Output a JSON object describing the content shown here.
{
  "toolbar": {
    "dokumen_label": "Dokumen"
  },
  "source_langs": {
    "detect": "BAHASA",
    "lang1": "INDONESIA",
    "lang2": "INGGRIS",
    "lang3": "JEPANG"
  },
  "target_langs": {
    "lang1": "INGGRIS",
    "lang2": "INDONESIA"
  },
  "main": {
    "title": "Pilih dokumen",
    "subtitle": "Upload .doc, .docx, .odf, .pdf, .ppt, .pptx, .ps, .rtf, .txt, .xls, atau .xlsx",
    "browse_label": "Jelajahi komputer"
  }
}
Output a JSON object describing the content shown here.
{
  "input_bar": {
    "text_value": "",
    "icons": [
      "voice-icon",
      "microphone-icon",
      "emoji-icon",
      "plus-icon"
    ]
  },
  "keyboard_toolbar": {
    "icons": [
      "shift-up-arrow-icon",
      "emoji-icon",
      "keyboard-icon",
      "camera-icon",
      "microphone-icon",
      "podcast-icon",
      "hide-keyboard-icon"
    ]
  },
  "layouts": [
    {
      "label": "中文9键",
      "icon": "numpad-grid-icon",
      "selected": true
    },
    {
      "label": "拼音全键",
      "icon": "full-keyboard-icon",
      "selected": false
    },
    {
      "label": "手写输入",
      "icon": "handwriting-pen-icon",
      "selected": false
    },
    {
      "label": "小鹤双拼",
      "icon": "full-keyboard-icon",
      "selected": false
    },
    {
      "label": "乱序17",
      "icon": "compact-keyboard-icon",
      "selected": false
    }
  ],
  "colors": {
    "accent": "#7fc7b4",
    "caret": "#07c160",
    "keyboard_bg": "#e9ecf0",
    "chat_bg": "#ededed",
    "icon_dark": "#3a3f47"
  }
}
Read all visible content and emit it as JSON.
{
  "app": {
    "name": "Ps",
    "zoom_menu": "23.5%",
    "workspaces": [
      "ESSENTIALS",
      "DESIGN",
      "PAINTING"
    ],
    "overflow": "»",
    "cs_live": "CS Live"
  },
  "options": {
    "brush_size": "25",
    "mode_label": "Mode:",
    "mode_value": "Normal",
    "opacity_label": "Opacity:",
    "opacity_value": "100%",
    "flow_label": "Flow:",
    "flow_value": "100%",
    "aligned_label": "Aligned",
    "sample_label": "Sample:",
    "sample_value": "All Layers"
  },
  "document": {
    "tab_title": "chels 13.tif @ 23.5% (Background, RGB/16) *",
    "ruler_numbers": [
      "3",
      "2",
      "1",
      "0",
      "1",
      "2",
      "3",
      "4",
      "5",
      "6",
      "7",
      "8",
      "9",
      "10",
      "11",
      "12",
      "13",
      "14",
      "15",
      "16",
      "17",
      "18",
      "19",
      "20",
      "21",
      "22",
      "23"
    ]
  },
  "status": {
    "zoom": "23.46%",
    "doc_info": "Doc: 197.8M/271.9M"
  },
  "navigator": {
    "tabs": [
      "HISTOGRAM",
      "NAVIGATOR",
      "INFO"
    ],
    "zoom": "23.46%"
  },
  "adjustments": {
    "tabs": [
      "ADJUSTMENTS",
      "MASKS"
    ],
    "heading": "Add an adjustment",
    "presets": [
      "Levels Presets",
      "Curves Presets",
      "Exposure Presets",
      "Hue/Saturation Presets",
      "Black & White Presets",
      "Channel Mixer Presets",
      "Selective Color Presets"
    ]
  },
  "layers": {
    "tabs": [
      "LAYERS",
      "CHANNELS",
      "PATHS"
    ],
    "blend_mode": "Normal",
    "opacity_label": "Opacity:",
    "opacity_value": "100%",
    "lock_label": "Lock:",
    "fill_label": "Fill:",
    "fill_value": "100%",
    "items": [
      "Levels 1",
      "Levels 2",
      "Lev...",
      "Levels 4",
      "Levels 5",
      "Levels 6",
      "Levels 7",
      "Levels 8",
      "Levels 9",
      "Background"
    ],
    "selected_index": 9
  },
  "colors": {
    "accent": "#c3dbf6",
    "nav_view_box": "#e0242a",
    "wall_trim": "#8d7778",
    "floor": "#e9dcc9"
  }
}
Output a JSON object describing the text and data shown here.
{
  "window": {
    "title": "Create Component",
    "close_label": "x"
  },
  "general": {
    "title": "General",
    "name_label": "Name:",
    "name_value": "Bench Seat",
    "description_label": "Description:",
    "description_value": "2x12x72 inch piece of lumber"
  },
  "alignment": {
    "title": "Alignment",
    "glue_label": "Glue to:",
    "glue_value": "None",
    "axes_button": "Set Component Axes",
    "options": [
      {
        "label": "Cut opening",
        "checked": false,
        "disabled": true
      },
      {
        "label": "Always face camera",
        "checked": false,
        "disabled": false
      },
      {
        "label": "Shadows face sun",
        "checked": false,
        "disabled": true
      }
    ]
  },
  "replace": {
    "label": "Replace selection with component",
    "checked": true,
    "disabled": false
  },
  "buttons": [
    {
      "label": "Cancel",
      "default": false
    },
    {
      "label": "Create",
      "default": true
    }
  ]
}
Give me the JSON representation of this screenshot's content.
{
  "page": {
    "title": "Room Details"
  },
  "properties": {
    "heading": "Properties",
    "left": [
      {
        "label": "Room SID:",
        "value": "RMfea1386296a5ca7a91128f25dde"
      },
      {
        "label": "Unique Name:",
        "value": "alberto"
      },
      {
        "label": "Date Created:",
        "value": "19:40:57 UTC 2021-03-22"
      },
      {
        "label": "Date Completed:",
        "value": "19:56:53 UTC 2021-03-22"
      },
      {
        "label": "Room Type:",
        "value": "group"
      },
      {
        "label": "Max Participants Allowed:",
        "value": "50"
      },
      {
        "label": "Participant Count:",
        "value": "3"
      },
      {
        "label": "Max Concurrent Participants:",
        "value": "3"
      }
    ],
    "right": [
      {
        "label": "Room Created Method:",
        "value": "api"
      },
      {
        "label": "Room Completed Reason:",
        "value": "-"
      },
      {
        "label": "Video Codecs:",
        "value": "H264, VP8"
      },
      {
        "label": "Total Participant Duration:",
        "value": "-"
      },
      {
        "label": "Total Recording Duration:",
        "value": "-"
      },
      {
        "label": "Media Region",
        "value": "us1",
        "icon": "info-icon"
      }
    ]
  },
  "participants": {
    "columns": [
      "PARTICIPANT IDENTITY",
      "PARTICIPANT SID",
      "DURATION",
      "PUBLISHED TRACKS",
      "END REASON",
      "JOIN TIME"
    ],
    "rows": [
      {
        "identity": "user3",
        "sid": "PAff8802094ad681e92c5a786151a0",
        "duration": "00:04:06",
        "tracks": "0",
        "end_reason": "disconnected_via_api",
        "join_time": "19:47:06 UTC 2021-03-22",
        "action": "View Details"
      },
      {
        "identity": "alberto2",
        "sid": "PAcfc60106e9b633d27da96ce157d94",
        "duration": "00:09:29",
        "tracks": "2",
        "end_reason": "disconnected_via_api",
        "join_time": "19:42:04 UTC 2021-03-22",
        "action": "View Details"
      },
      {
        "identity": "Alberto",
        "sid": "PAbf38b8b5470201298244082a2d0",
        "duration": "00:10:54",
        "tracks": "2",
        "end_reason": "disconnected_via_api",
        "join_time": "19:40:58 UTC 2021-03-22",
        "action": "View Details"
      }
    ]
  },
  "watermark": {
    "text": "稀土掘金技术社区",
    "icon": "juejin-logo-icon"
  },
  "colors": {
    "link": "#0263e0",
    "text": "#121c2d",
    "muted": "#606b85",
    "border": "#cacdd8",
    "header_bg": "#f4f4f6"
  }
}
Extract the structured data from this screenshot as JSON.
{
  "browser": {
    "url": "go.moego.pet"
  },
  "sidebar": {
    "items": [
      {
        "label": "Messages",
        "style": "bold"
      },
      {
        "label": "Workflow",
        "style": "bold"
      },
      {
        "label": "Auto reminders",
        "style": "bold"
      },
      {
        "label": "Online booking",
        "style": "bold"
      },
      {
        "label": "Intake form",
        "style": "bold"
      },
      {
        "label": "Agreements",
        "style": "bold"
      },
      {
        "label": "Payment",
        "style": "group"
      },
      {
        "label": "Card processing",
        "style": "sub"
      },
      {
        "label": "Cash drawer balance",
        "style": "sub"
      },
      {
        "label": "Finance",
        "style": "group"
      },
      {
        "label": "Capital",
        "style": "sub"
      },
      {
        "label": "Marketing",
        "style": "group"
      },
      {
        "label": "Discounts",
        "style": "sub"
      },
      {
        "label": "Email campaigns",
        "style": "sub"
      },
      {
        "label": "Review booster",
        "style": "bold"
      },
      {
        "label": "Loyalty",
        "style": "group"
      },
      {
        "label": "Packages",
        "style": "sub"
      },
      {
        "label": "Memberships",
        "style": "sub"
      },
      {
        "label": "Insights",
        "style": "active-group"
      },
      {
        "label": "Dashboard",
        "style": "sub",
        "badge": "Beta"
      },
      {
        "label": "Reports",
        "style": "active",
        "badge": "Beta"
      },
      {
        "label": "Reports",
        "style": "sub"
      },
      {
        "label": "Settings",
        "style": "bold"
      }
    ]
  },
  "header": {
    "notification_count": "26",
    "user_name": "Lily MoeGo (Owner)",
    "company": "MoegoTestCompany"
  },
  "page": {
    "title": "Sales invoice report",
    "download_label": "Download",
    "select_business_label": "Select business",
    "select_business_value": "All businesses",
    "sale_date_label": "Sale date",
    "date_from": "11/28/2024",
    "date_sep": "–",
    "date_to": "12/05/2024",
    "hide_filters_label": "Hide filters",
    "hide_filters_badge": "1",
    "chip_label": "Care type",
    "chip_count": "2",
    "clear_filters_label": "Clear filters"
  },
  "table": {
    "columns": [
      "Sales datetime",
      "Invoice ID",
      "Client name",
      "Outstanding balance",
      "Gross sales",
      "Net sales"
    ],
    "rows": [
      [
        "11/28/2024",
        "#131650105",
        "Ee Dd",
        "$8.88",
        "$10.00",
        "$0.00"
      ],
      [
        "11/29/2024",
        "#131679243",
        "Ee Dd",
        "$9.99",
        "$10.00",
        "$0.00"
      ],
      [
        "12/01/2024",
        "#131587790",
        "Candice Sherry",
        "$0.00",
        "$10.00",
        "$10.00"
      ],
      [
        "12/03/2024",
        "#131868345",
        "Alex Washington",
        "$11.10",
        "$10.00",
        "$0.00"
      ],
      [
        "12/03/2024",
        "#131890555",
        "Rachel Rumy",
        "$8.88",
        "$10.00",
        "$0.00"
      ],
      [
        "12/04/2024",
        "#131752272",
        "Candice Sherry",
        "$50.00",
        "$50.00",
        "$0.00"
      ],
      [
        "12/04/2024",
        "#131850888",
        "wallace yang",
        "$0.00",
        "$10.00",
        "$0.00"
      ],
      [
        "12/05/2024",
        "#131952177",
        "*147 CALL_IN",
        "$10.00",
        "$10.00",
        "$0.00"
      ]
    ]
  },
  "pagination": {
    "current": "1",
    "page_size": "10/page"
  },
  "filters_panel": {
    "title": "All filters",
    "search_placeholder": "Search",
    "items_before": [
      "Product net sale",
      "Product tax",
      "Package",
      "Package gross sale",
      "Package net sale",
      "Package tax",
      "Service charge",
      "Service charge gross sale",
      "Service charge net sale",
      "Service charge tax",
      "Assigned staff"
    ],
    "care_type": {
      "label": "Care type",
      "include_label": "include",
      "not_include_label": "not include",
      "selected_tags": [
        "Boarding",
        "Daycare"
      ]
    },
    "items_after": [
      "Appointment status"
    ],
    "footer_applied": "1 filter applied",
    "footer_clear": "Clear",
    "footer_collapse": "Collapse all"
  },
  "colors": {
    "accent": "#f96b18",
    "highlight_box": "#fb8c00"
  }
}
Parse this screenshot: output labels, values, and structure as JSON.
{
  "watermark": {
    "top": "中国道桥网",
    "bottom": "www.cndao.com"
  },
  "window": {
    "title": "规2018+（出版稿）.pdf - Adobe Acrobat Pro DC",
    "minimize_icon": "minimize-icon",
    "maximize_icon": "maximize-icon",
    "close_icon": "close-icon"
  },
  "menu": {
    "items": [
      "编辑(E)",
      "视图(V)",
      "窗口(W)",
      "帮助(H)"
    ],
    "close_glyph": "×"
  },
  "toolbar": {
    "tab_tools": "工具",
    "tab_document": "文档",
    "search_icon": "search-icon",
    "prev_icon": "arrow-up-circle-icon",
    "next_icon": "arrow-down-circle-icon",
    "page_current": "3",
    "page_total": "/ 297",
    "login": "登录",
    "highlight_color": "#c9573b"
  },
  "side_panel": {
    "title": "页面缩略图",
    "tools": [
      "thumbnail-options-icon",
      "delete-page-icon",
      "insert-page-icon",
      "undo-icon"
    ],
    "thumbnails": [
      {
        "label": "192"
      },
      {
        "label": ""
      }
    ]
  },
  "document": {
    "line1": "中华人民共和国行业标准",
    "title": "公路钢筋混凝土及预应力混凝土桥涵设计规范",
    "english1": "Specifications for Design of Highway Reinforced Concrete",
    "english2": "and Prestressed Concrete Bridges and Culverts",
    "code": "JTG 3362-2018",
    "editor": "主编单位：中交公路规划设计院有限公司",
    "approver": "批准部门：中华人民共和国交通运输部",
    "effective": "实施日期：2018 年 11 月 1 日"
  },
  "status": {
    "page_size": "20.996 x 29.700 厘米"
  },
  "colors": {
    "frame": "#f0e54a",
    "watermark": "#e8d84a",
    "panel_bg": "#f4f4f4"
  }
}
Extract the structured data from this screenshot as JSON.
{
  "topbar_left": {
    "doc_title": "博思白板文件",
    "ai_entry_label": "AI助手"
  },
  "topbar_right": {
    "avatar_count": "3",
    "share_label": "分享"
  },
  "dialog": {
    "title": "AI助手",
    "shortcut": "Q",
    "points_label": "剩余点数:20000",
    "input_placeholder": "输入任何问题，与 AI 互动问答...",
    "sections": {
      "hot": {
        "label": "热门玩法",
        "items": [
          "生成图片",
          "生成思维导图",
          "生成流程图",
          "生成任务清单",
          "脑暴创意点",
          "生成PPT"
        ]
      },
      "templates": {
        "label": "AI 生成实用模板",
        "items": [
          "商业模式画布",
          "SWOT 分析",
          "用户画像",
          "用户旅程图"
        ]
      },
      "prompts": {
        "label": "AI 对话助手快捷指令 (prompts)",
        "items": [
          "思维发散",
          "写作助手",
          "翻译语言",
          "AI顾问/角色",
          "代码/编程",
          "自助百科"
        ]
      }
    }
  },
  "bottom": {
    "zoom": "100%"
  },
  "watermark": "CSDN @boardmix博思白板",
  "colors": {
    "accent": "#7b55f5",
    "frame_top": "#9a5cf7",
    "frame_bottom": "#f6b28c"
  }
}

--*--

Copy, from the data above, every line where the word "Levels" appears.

      "Levels Presets",
      "Levels 1",
      "Levels 2",
      "Levels 4",
      "Levels 5",
      "Levels 6",
      "Levels 7",
      "Levels 8",
      "Levels 9",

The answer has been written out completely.